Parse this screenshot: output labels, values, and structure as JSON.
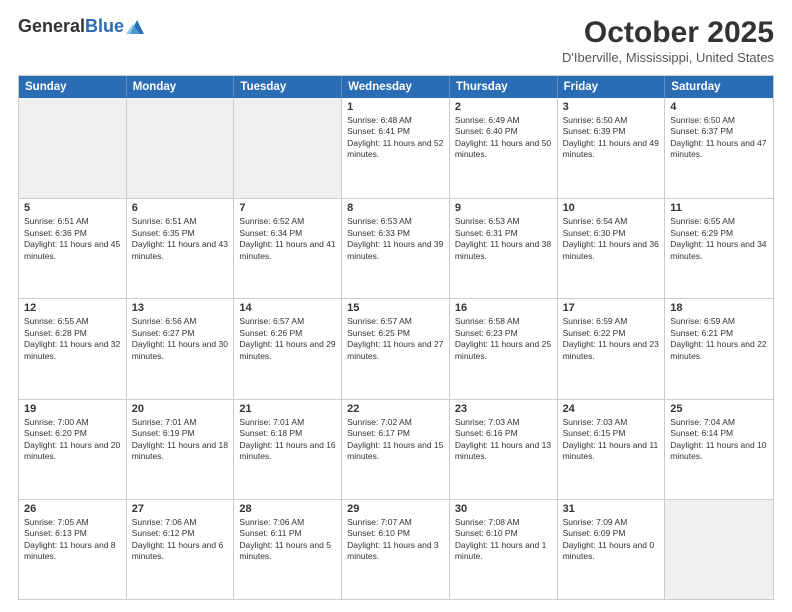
{
  "logo": {
    "general": "General",
    "blue": "Blue"
  },
  "header": {
    "month": "October 2025",
    "location": "D'Iberville, Mississippi, United States"
  },
  "weekdays": [
    "Sunday",
    "Monday",
    "Tuesday",
    "Wednesday",
    "Thursday",
    "Friday",
    "Saturday"
  ],
  "weeks": [
    [
      {
        "day": "",
        "sunrise": "",
        "sunset": "",
        "daylight": ""
      },
      {
        "day": "",
        "sunrise": "",
        "sunset": "",
        "daylight": ""
      },
      {
        "day": "",
        "sunrise": "",
        "sunset": "",
        "daylight": ""
      },
      {
        "day": "1",
        "sunrise": "Sunrise: 6:48 AM",
        "sunset": "Sunset: 6:41 PM",
        "daylight": "Daylight: 11 hours and 52 minutes."
      },
      {
        "day": "2",
        "sunrise": "Sunrise: 6:49 AM",
        "sunset": "Sunset: 6:40 PM",
        "daylight": "Daylight: 11 hours and 50 minutes."
      },
      {
        "day": "3",
        "sunrise": "Sunrise: 6:50 AM",
        "sunset": "Sunset: 6:39 PM",
        "daylight": "Daylight: 11 hours and 49 minutes."
      },
      {
        "day": "4",
        "sunrise": "Sunrise: 6:50 AM",
        "sunset": "Sunset: 6:37 PM",
        "daylight": "Daylight: 11 hours and 47 minutes."
      }
    ],
    [
      {
        "day": "5",
        "sunrise": "Sunrise: 6:51 AM",
        "sunset": "Sunset: 6:36 PM",
        "daylight": "Daylight: 11 hours and 45 minutes."
      },
      {
        "day": "6",
        "sunrise": "Sunrise: 6:51 AM",
        "sunset": "Sunset: 6:35 PM",
        "daylight": "Daylight: 11 hours and 43 minutes."
      },
      {
        "day": "7",
        "sunrise": "Sunrise: 6:52 AM",
        "sunset": "Sunset: 6:34 PM",
        "daylight": "Daylight: 11 hours and 41 minutes."
      },
      {
        "day": "8",
        "sunrise": "Sunrise: 6:53 AM",
        "sunset": "Sunset: 6:33 PM",
        "daylight": "Daylight: 11 hours and 39 minutes."
      },
      {
        "day": "9",
        "sunrise": "Sunrise: 6:53 AM",
        "sunset": "Sunset: 6:31 PM",
        "daylight": "Daylight: 11 hours and 38 minutes."
      },
      {
        "day": "10",
        "sunrise": "Sunrise: 6:54 AM",
        "sunset": "Sunset: 6:30 PM",
        "daylight": "Daylight: 11 hours and 36 minutes."
      },
      {
        "day": "11",
        "sunrise": "Sunrise: 6:55 AM",
        "sunset": "Sunset: 6:29 PM",
        "daylight": "Daylight: 11 hours and 34 minutes."
      }
    ],
    [
      {
        "day": "12",
        "sunrise": "Sunrise: 6:55 AM",
        "sunset": "Sunset: 6:28 PM",
        "daylight": "Daylight: 11 hours and 32 minutes."
      },
      {
        "day": "13",
        "sunrise": "Sunrise: 6:56 AM",
        "sunset": "Sunset: 6:27 PM",
        "daylight": "Daylight: 11 hours and 30 minutes."
      },
      {
        "day": "14",
        "sunrise": "Sunrise: 6:57 AM",
        "sunset": "Sunset: 6:26 PM",
        "daylight": "Daylight: 11 hours and 29 minutes."
      },
      {
        "day": "15",
        "sunrise": "Sunrise: 6:57 AM",
        "sunset": "Sunset: 6:25 PM",
        "daylight": "Daylight: 11 hours and 27 minutes."
      },
      {
        "day": "16",
        "sunrise": "Sunrise: 6:58 AM",
        "sunset": "Sunset: 6:23 PM",
        "daylight": "Daylight: 11 hours and 25 minutes."
      },
      {
        "day": "17",
        "sunrise": "Sunrise: 6:59 AM",
        "sunset": "Sunset: 6:22 PM",
        "daylight": "Daylight: 11 hours and 23 minutes."
      },
      {
        "day": "18",
        "sunrise": "Sunrise: 6:59 AM",
        "sunset": "Sunset: 6:21 PM",
        "daylight": "Daylight: 11 hours and 22 minutes."
      }
    ],
    [
      {
        "day": "19",
        "sunrise": "Sunrise: 7:00 AM",
        "sunset": "Sunset: 6:20 PM",
        "daylight": "Daylight: 11 hours and 20 minutes."
      },
      {
        "day": "20",
        "sunrise": "Sunrise: 7:01 AM",
        "sunset": "Sunset: 6:19 PM",
        "daylight": "Daylight: 11 hours and 18 minutes."
      },
      {
        "day": "21",
        "sunrise": "Sunrise: 7:01 AM",
        "sunset": "Sunset: 6:18 PM",
        "daylight": "Daylight: 11 hours and 16 minutes."
      },
      {
        "day": "22",
        "sunrise": "Sunrise: 7:02 AM",
        "sunset": "Sunset: 6:17 PM",
        "daylight": "Daylight: 11 hours and 15 minutes."
      },
      {
        "day": "23",
        "sunrise": "Sunrise: 7:03 AM",
        "sunset": "Sunset: 6:16 PM",
        "daylight": "Daylight: 11 hours and 13 minutes."
      },
      {
        "day": "24",
        "sunrise": "Sunrise: 7:03 AM",
        "sunset": "Sunset: 6:15 PM",
        "daylight": "Daylight: 11 hours and 11 minutes."
      },
      {
        "day": "25",
        "sunrise": "Sunrise: 7:04 AM",
        "sunset": "Sunset: 6:14 PM",
        "daylight": "Daylight: 11 hours and 10 minutes."
      }
    ],
    [
      {
        "day": "26",
        "sunrise": "Sunrise: 7:05 AM",
        "sunset": "Sunset: 6:13 PM",
        "daylight": "Daylight: 11 hours and 8 minutes."
      },
      {
        "day": "27",
        "sunrise": "Sunrise: 7:06 AM",
        "sunset": "Sunset: 6:12 PM",
        "daylight": "Daylight: 11 hours and 6 minutes."
      },
      {
        "day": "28",
        "sunrise": "Sunrise: 7:06 AM",
        "sunset": "Sunset: 6:11 PM",
        "daylight": "Daylight: 11 hours and 5 minutes."
      },
      {
        "day": "29",
        "sunrise": "Sunrise: 7:07 AM",
        "sunset": "Sunset: 6:10 PM",
        "daylight": "Daylight: 11 hours and 3 minutes."
      },
      {
        "day": "30",
        "sunrise": "Sunrise: 7:08 AM",
        "sunset": "Sunset: 6:10 PM",
        "daylight": "Daylight: 11 hours and 1 minute."
      },
      {
        "day": "31",
        "sunrise": "Sunrise: 7:09 AM",
        "sunset": "Sunset: 6:09 PM",
        "daylight": "Daylight: 11 hours and 0 minutes."
      },
      {
        "day": "",
        "sunrise": "",
        "sunset": "",
        "daylight": ""
      }
    ]
  ]
}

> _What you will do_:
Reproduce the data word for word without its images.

> _Expected output_:
Parse this screenshot: output labels, values, and structure as JSON.
{
  "logo": {
    "general": "General",
    "blue": "Blue"
  },
  "header": {
    "month": "October 2025",
    "location": "D'Iberville, Mississippi, United States"
  },
  "weekdays": [
    "Sunday",
    "Monday",
    "Tuesday",
    "Wednesday",
    "Thursday",
    "Friday",
    "Saturday"
  ],
  "weeks": [
    [
      {
        "day": "",
        "sunrise": "",
        "sunset": "",
        "daylight": ""
      },
      {
        "day": "",
        "sunrise": "",
        "sunset": "",
        "daylight": ""
      },
      {
        "day": "",
        "sunrise": "",
        "sunset": "",
        "daylight": ""
      },
      {
        "day": "1",
        "sunrise": "Sunrise: 6:48 AM",
        "sunset": "Sunset: 6:41 PM",
        "daylight": "Daylight: 11 hours and 52 minutes."
      },
      {
        "day": "2",
        "sunrise": "Sunrise: 6:49 AM",
        "sunset": "Sunset: 6:40 PM",
        "daylight": "Daylight: 11 hours and 50 minutes."
      },
      {
        "day": "3",
        "sunrise": "Sunrise: 6:50 AM",
        "sunset": "Sunset: 6:39 PM",
        "daylight": "Daylight: 11 hours and 49 minutes."
      },
      {
        "day": "4",
        "sunrise": "Sunrise: 6:50 AM",
        "sunset": "Sunset: 6:37 PM",
        "daylight": "Daylight: 11 hours and 47 minutes."
      }
    ],
    [
      {
        "day": "5",
        "sunrise": "Sunrise: 6:51 AM",
        "sunset": "Sunset: 6:36 PM",
        "daylight": "Daylight: 11 hours and 45 minutes."
      },
      {
        "day": "6",
        "sunrise": "Sunrise: 6:51 AM",
        "sunset": "Sunset: 6:35 PM",
        "daylight": "Daylight: 11 hours and 43 minutes."
      },
      {
        "day": "7",
        "sunrise": "Sunrise: 6:52 AM",
        "sunset": "Sunset: 6:34 PM",
        "daylight": "Daylight: 11 hours and 41 minutes."
      },
      {
        "day": "8",
        "sunrise": "Sunrise: 6:53 AM",
        "sunset": "Sunset: 6:33 PM",
        "daylight": "Daylight: 11 hours and 39 minutes."
      },
      {
        "day": "9",
        "sunrise": "Sunrise: 6:53 AM",
        "sunset": "Sunset: 6:31 PM",
        "daylight": "Daylight: 11 hours and 38 minutes."
      },
      {
        "day": "10",
        "sunrise": "Sunrise: 6:54 AM",
        "sunset": "Sunset: 6:30 PM",
        "daylight": "Daylight: 11 hours and 36 minutes."
      },
      {
        "day": "11",
        "sunrise": "Sunrise: 6:55 AM",
        "sunset": "Sunset: 6:29 PM",
        "daylight": "Daylight: 11 hours and 34 minutes."
      }
    ],
    [
      {
        "day": "12",
        "sunrise": "Sunrise: 6:55 AM",
        "sunset": "Sunset: 6:28 PM",
        "daylight": "Daylight: 11 hours and 32 minutes."
      },
      {
        "day": "13",
        "sunrise": "Sunrise: 6:56 AM",
        "sunset": "Sunset: 6:27 PM",
        "daylight": "Daylight: 11 hours and 30 minutes."
      },
      {
        "day": "14",
        "sunrise": "Sunrise: 6:57 AM",
        "sunset": "Sunset: 6:26 PM",
        "daylight": "Daylight: 11 hours and 29 minutes."
      },
      {
        "day": "15",
        "sunrise": "Sunrise: 6:57 AM",
        "sunset": "Sunset: 6:25 PM",
        "daylight": "Daylight: 11 hours and 27 minutes."
      },
      {
        "day": "16",
        "sunrise": "Sunrise: 6:58 AM",
        "sunset": "Sunset: 6:23 PM",
        "daylight": "Daylight: 11 hours and 25 minutes."
      },
      {
        "day": "17",
        "sunrise": "Sunrise: 6:59 AM",
        "sunset": "Sunset: 6:22 PM",
        "daylight": "Daylight: 11 hours and 23 minutes."
      },
      {
        "day": "18",
        "sunrise": "Sunrise: 6:59 AM",
        "sunset": "Sunset: 6:21 PM",
        "daylight": "Daylight: 11 hours and 22 minutes."
      }
    ],
    [
      {
        "day": "19",
        "sunrise": "Sunrise: 7:00 AM",
        "sunset": "Sunset: 6:20 PM",
        "daylight": "Daylight: 11 hours and 20 minutes."
      },
      {
        "day": "20",
        "sunrise": "Sunrise: 7:01 AM",
        "sunset": "Sunset: 6:19 PM",
        "daylight": "Daylight: 11 hours and 18 minutes."
      },
      {
        "day": "21",
        "sunrise": "Sunrise: 7:01 AM",
        "sunset": "Sunset: 6:18 PM",
        "daylight": "Daylight: 11 hours and 16 minutes."
      },
      {
        "day": "22",
        "sunrise": "Sunrise: 7:02 AM",
        "sunset": "Sunset: 6:17 PM",
        "daylight": "Daylight: 11 hours and 15 minutes."
      },
      {
        "day": "23",
        "sunrise": "Sunrise: 7:03 AM",
        "sunset": "Sunset: 6:16 PM",
        "daylight": "Daylight: 11 hours and 13 minutes."
      },
      {
        "day": "24",
        "sunrise": "Sunrise: 7:03 AM",
        "sunset": "Sunset: 6:15 PM",
        "daylight": "Daylight: 11 hours and 11 minutes."
      },
      {
        "day": "25",
        "sunrise": "Sunrise: 7:04 AM",
        "sunset": "Sunset: 6:14 PM",
        "daylight": "Daylight: 11 hours and 10 minutes."
      }
    ],
    [
      {
        "day": "26",
        "sunrise": "Sunrise: 7:05 AM",
        "sunset": "Sunset: 6:13 PM",
        "daylight": "Daylight: 11 hours and 8 minutes."
      },
      {
        "day": "27",
        "sunrise": "Sunrise: 7:06 AM",
        "sunset": "Sunset: 6:12 PM",
        "daylight": "Daylight: 11 hours and 6 minutes."
      },
      {
        "day": "28",
        "sunrise": "Sunrise: 7:06 AM",
        "sunset": "Sunset: 6:11 PM",
        "daylight": "Daylight: 11 hours and 5 minutes."
      },
      {
        "day": "29",
        "sunrise": "Sunrise: 7:07 AM",
        "sunset": "Sunset: 6:10 PM",
        "daylight": "Daylight: 11 hours and 3 minutes."
      },
      {
        "day": "30",
        "sunrise": "Sunrise: 7:08 AM",
        "sunset": "Sunset: 6:10 PM",
        "daylight": "Daylight: 11 hours and 1 minute."
      },
      {
        "day": "31",
        "sunrise": "Sunrise: 7:09 AM",
        "sunset": "Sunset: 6:09 PM",
        "daylight": "Daylight: 11 hours and 0 minutes."
      },
      {
        "day": "",
        "sunrise": "",
        "sunset": "",
        "daylight": ""
      }
    ]
  ]
}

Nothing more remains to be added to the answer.